The first issue was that using the Kwik sew template added rather too much space at the bottom of  my design and I felt that it was going to be unbalanced. So when I cut the pocket out, I corrected this by adding above the design what the pointed shape added on below. I also decided to have a narrower top border so my stitching line would be over the original box I had stitched around the design in a running stitch, which I removed. I'm not sure I needed to do that but I wanted to make sure the fabric didn't move white it was being embroidered. 

I cut the pocket out, sewed the top border and turned in the hems. I struggled a bit with sewing the sides. I ended up with a line of stitching halfway across the seam allowance - not good. I decided to leave it and ask advice at sewing club. In the meantime I dissolved away the rest of the Solvy - it was easy and quick. At sewing club, I was advised to edge stitch the pocket to the tee, rather than use a wider topstitch. When I mentioned the difficulty I'd had in stitching in the first place, I was advised to use a stabiliser behind.

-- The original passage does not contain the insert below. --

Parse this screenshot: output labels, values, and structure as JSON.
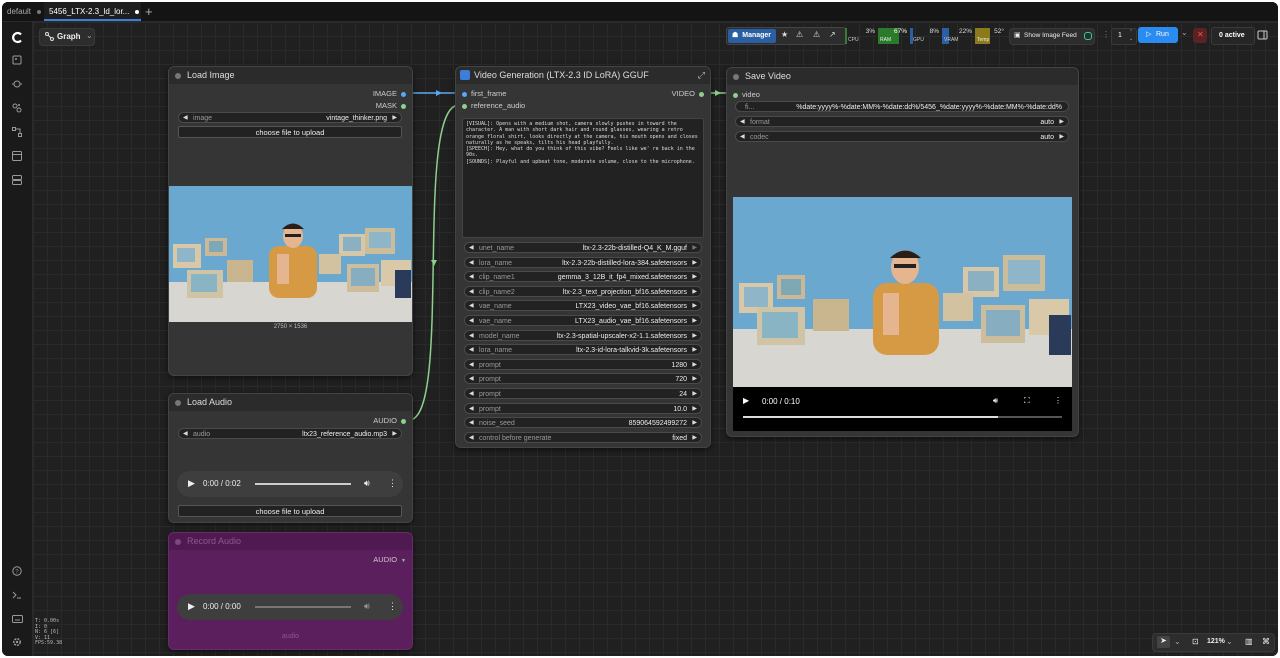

They recommended a particular one which unfortunately they didn't have - and neither do I. However, I decided to use the same semi sticky stabiliser and tear away afterwards. 







I measured out where the pocket should go, placed the pocket using a stick of spot fabric glue designed for this purpose (but the glue had deteriorated and didn't work well), had the interfacing behind and stitched on without difficulty. However, the pocket was lopsided. It had moved. I was forced to unpick. I remeasured, tacked in place and edge stitched once more. That was better. 

I had a little difficulty removing the stabiliser. I should have done the reinforcing stitching in the corners before I removed it because I had problems with that. 

Overall I'm reasonably happy with the result. The teeshirt needed washed again  to remove the pencil mark and the yellow of the glue (it's supposed to dry clear but it didn't; I should have tried it out on a sample. You live and you learn.)  I assumed the tee would come out of the machine in satisfactory condition!!  Obviously, if not then it's not fit for purpose! Well, it came out of the machine fine and I hung it to dry (indoors as we’re having some rain at present). I then ironed it, packed it and posted it off, in good time.

I found this project more difficult than I expected but learned a lot. The pocket itself was straightforward but attaching it to the tee wasn't. Kerstin Martensson says the pocket should be attached before sewing up the tee - I can see why as it was a little tricky to manipulate. 




2 comments:

  1. Looks great,and he looks very pleased with it too :-)

    ReplyDelete
    Replies
    1. Thank you. Yes, he says he likes it.

      Delete

Thank you for taking the time to visit my blog. Please leave a comment. I welcome each and every one. I value criticism (constructive of course! ), love hints and tips and would appreciate suggestions for future direction.

Cashmerette Concord Tunic and my first stretch V neck

Cashmerette Concord tunic I’ve finished the Cashmerette Concord tunic I decided to make using very similar striped fabric to my first T....